}

There is a substantial difference regarding the closure, flatMap expects a (Wrapped) -> U?) this time.

With optionals, flatMap applies the closure returning an optional to the content of the input optional and after the result has been “flattened” it’s wrapped in another optional.

Essentially, compared to what map did, flatMap also unwraps one layer of optionals.


var fo1:Int? = nil

var fo1m = fo1.flatMap({$0 * 2})
fo1m /* Int? with content nil */

fo1 = 1

fo1m = fo1.flatMap({$0 * 2})
fo1m /* Int? with content 2 */

var fos1m = fo1.flatMap({ (value) -> String? in
    String(value * 2)
})
fos1m /* String? with content "2" */

var fs1:String? = "1"

var fi1 = fs1.flatMap {
    Int($0)
}
fi1 /* Int? with content "1" */

var fi2 = fs1.flatMap {
    Int($0)
    }.map {$0*2}

fi2 /* Int? with content "2" */

The last snippet contains and example of chaining, no additional unwrapping is needed using flatMap.

As we’ll see again when we describe the behavior with SequenceTypes, this is the result of applying the flattening step.

The flatten operation has the sole function of “unboxing” nested containers. A container can be an array, an optional or any other type capable of containing a value with a container type. Think of an optional containing another optional as we’ve just seen or array containing other array as we’ll see in the next section.

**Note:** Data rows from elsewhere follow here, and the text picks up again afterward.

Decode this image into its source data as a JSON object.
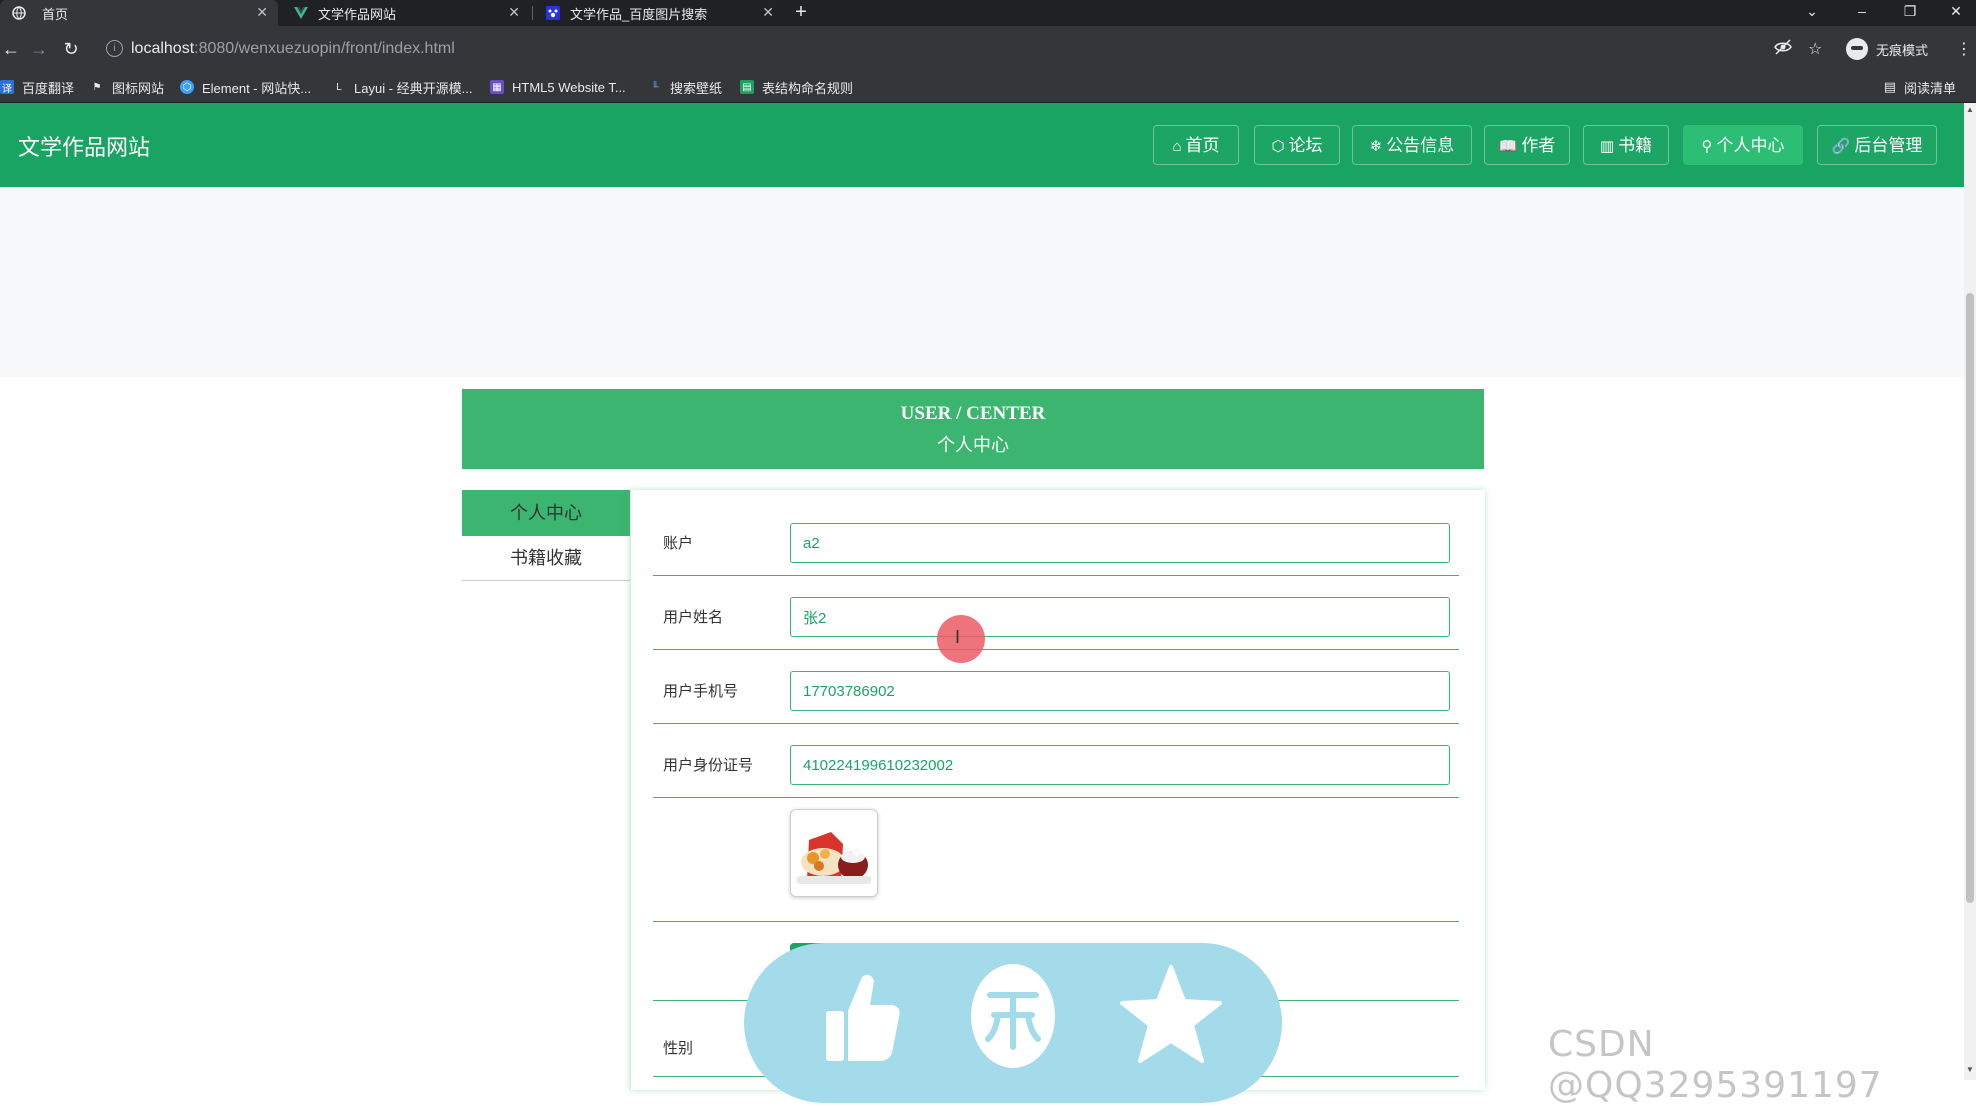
{
  "browser": {
    "tabs": [
      {
        "title": "首页",
        "active": true
      },
      {
        "title": "文学作品网站",
        "active": false
      },
      {
        "title": "文学作品_百度图片搜索",
        "active": false
      }
    ],
    "url_host": "localhost",
    "url_rest": ":8080/wenxuezuopin/front/index.html",
    "bookmarks": [
      "百度翻译",
      "图标网站",
      "Element - 网站快...",
      "Layui - 经典开源模...",
      "HTML5 Website T...",
      "搜索壁纸",
      "表结构命名规则"
    ],
    "reading_list": "阅读清单",
    "profile": "无痕模式"
  },
  "site": {
    "title": "文学作品网站",
    "nav": [
      {
        "label": "首页",
        "icon": "home-icon"
      },
      {
        "label": "论坛",
        "icon": "forum-icon"
      },
      {
        "label": "公告信息",
        "icon": "notice-icon"
      },
      {
        "label": "作者",
        "icon": "author-icon"
      },
      {
        "label": "书籍",
        "icon": "book-icon"
      },
      {
        "label": "个人中心",
        "icon": "user-icon",
        "active": true
      },
      {
        "label": "后台管理",
        "icon": "link-icon"
      }
    ]
  },
  "user_center": {
    "title_en": "USER / CENTER",
    "title_cn": "个人中心",
    "menu": [
      {
        "label": "个人中心",
        "active": true
      },
      {
        "label": "书籍收藏",
        "active": false
      }
    ],
    "fields": {
      "account": {
        "label": "账户",
        "value": "a2"
      },
      "name": {
        "label": "用户姓名",
        "value": "张2"
      },
      "phone": {
        "label": "用户手机号",
        "value": "17703786902"
      },
      "id_card": {
        "label": "用户身份证号",
        "value": "410224199610232002"
      },
      "gender": {
        "label": "性别"
      }
    }
  },
  "overlay": {
    "icons": [
      "thumbs-up-icon",
      "coin-icon",
      "star-icon"
    ],
    "color": "#a3dbeb"
  },
  "watermark": "CSDN @QQ3295391197",
  "colors": {
    "brand": "#19a463",
    "accent": "#3bb56f"
  }
}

This behavior adheres to what happens with the bind operation on Monads, to learn more about them, read here and here.

FlatMap on SequenceTypes

SequenceType provides the following implementations of flatMap:

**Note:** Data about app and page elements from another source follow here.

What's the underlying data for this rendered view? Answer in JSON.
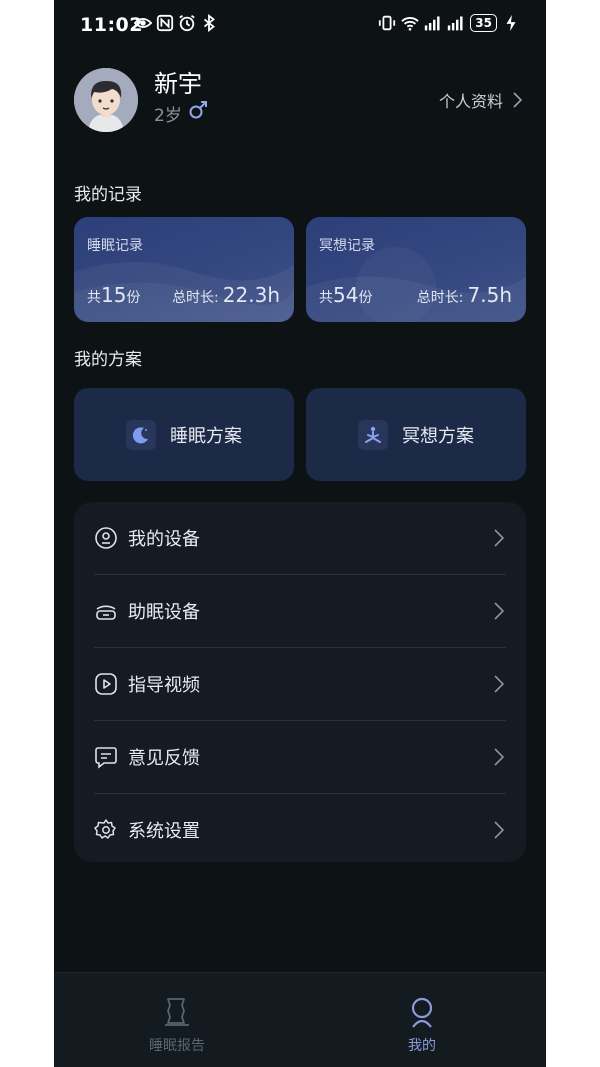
{
  "status_bar": {
    "time": "11:02",
    "battery": "35",
    "network_1": "4G",
    "network_2": "4G"
  },
  "profile": {
    "name": "新宇",
    "age": "2岁",
    "profile_link": "个人资料"
  },
  "records": {
    "section_title": "我的记录",
    "sleep": {
      "title": "睡眠记录",
      "count_prefix": "共",
      "count": "15",
      "count_suffix": "份",
      "total_label": "总时长:",
      "total": "22.3h"
    },
    "meditation": {
      "title": "冥想记录",
      "count_prefix": "共",
      "count": "54",
      "count_suffix": "份",
      "total_label": "总时长:",
      "total": "7.5h"
    }
  },
  "plans": {
    "section_title": "我的方案",
    "sleep_plan": "睡眠方案",
    "meditation_plan": "冥想方案"
  },
  "menu": [
    {
      "label": "我的设备",
      "icon": "device-icon"
    },
    {
      "label": "助眠设备",
      "icon": "sleep-aid-device-icon"
    },
    {
      "label": "指导视频",
      "icon": "video-play-icon"
    },
    {
      "label": "意见反馈",
      "icon": "feedback-icon"
    },
    {
      "label": "系统设置",
      "icon": "gear-icon"
    }
  ],
  "tabbar": {
    "sleep_report": "睡眠报告",
    "mine": "我的"
  },
  "colors": {
    "background": "#0d1215",
    "card_gradient": "#34477f",
    "plan_card": "#1c2a47",
    "menu_card": "#151b22",
    "tab_active": "#8a9bd6",
    "tab_inactive": "#5b6470"
  }
}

    /// Return an `Array` containing the concatenated results of mapping
    /// `transform` over `self`.
    ///
    ///     s.flatMap(transform)
    ///
    /// is equivalent to
    ///
    ///     Array(s.map(transform).flatten())
    ///
    /// - Complexity: O(*M* + *N*), where *M* is the length of `self`
    ///   and *N* is the length of the result.
    func flatMap<S : SequenceType>(transform: (Self.Generator.Element) throws -> S) rethrows -> [S.Generator.Element]

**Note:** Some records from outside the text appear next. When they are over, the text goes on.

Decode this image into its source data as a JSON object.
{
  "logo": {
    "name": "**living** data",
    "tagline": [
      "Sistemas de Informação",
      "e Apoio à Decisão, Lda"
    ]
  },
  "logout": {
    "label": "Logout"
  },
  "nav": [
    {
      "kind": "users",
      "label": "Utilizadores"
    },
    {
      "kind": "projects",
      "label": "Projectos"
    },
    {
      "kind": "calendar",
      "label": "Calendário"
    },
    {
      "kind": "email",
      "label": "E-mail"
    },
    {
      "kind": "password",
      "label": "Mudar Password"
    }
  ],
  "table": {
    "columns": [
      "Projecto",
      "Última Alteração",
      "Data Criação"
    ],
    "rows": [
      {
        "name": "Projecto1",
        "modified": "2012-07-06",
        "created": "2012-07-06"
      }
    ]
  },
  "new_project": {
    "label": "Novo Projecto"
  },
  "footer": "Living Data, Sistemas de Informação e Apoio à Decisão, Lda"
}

    /// Return an `Array` containing the non-nil results of mapping
    /// `transform` over `self`.
    ///
    /// - Complexity: O(*M* + *N*), where *M* is the length of `self`
    ///   and *N* is the length of the result.
    func flatMap<T>(transform: (Self.Generator.Element) throws -> T?) rethrows -> [T]

flatMap applies those transform closures to each element of the sequence and then pack them in a new array with the same type of the input value.

These two comments blocks describe two functionalities of flatMap: sequence flattening and nil optionals filtering.

Let’s see what this means:


var fa1 = [1,2,3,4,5,6]

var fa1m = fa1.flatMap({$0 * 2})
fa1m /*[Int] with content [2, 4, 6, 8, 10, 12] */

var fao1:[Int?] = [1,2,3,4,nil,6]

var fao1m = fao1.flatMap({$0})
fao1m /*[Int] with content [1, 2, 3, 4, 6] */

var fa2 = [[1,2],[3],[4,5,6]]

var fa2m = fa2.flatMap({$0})
fa2m /*[Int] with content [1, 2, 3, 4, 6] */

While the result of the first example doesn’t differ from what we obtained using map, it’s clear that the next two snippets show something that could have useful practical uses, saving us the need for convoluted manual flattening or filtering.

In the real world, there will be many instances where using flatMap will make your code way more readable and less error-prone.

And an example of all this is the last snippet from the previous section, that we can now improve with the use of flatMap:


var far1 = ["1","2","3","a"]
var far1m = far1.flatMap {
    Int($0)
}
far1m /* [Int] with content [1, 2, 3] */

far1m = far1.flatMap {
        Int($0)
    }
    .map {$0 * 2}
far1m /* [Int] with content [2, 4, 6] */

I may look just a minimal improvement in this context, but with longer chain it would become something that greatly improves readability.

And let me reiterate this again, in this context too, the behavior of swift flatMap is aligned to the bind operation on Monads (and “flatMap” is usually used as a synonym of “bind”), you can learn more about this reading here and here.

Learn more about SequenceType and GeneratorType protocols in the next article in the series.

Drawing inspired by emacs-utils documentation.

Follow me on Twitter

Did you like this article?

Receive a notification every time I publish a new article, no spam.

This is the blog of Umberto Raimondi, you can reach me at me@this domain.

I'm also on Twitter and GitHub.

Subscribe via RSS or email.